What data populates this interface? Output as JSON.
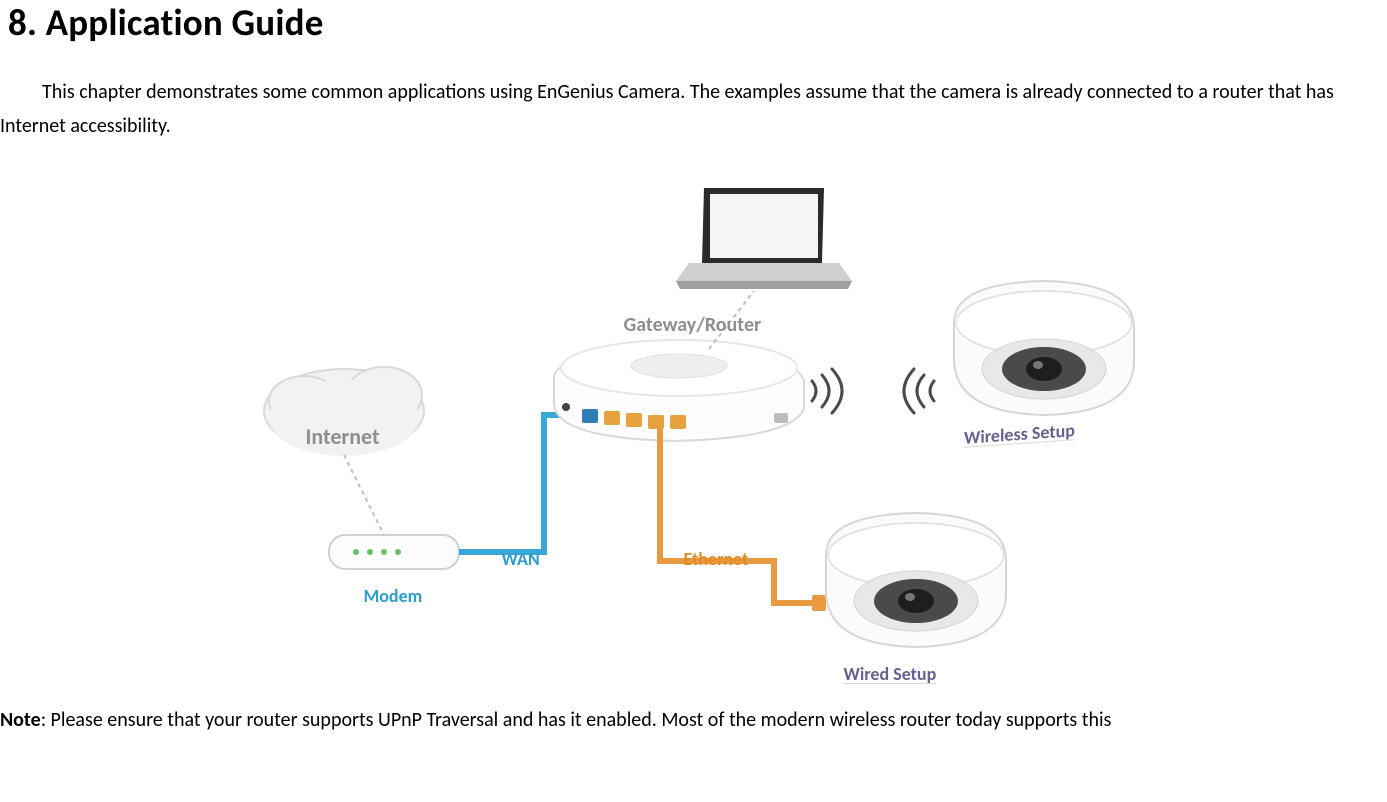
{
  "heading": "8. Application Guide",
  "intro": "This chapter demonstrates some common applications using EnGenius Camera. The examples assume that the camera is already connected to a router that has Internet accessibility.",
  "diagram": {
    "internet": "Internet",
    "modem": "Modem",
    "wan": "WAN",
    "gateway": "Gateway/Router",
    "ethernet": "Ethernet",
    "wireless": "Wireless Setup",
    "wired": "Wired Setup"
  },
  "note_label": "Note",
  "note_body": ": Please ensure that your router supports UPnP Traversal and has it enabled. Most of the modern wireless router today supports this"
}
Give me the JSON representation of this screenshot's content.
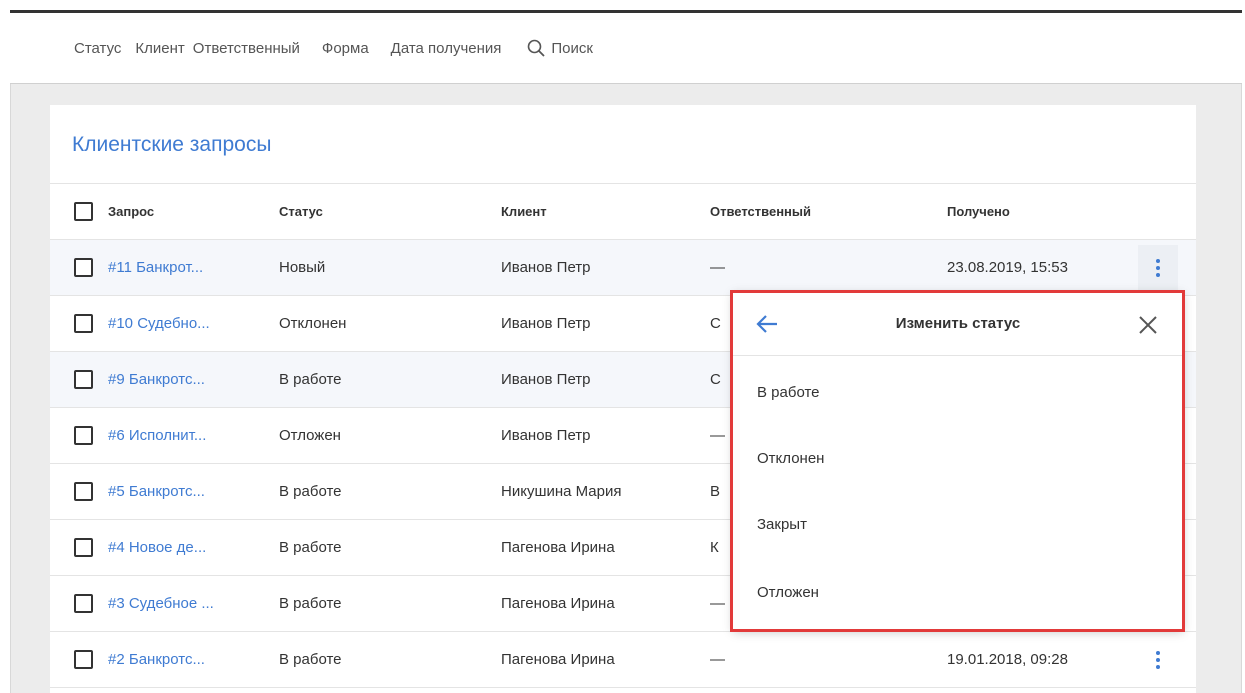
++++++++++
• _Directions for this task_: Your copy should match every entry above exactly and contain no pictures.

• _Task output_:
What data populates this interface? Output as JSON.
{
  "heading": "8. Application Guide",
  "intro": "This chapter demonstrates some common applications using EnGenius Camera. The examples assume that the camera is already connected to a router that has Internet accessibility.",
  "diagram": {
    "internet": "Internet",
    "modem": "Modem",
    "wan": "WAN",
    "gateway": "Gateway/Router",
    "ethernet": "Ethernet",
    "wireless": "Wireless Setup",
    "wired": "Wired Setup"
  },
  "note_label": "Note",
  "note_body": ": Please ensure that your router supports UPnP Traversal and has it enabled. Most of the modern wireless router today supports this"
}
Give me the JSON representation of this screenshot's content.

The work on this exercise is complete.